_Work request_
Copy each line that contains the string "Hawassa", taking them from the material.

··· Data for review ···

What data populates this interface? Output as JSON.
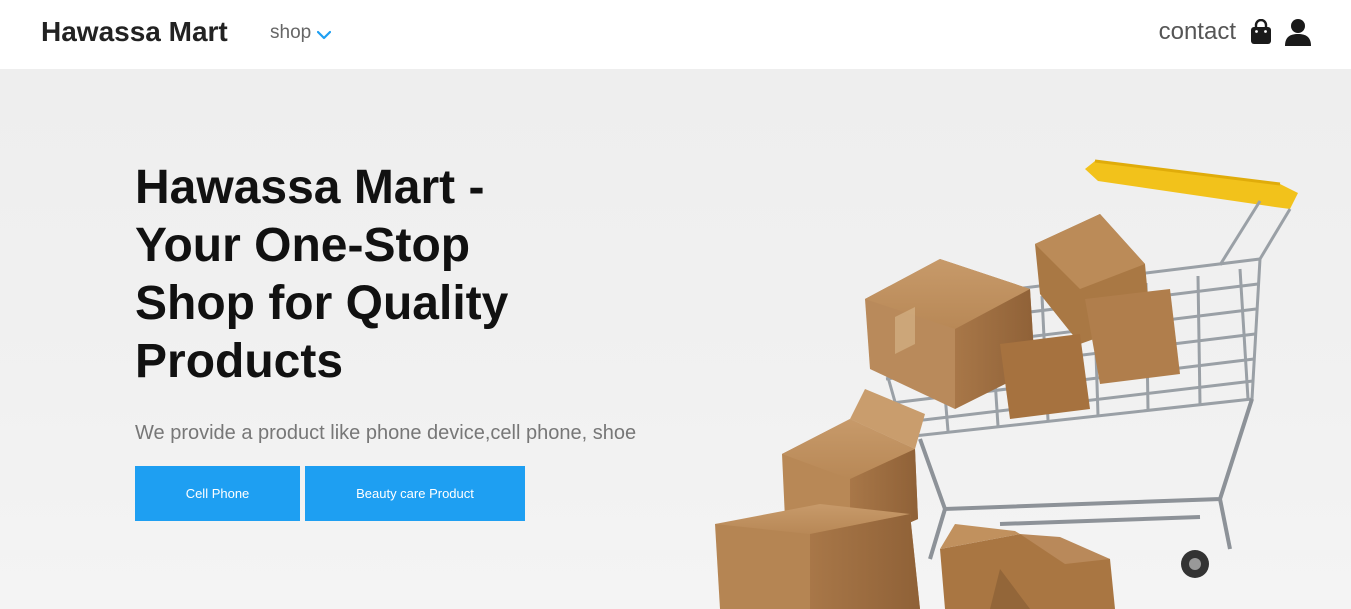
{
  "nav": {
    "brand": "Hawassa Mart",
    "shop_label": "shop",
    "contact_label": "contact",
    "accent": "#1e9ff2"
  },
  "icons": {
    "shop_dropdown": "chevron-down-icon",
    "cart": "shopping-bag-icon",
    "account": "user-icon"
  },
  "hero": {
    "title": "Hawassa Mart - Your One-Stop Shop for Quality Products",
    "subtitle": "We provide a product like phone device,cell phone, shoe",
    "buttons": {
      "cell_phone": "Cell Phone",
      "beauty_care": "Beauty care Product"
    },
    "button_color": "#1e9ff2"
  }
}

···

_Written answer_
    "brand": "Hawassa Mart",
    "title": "Hawassa Mart - Your One-Stop Shop for Quality Products",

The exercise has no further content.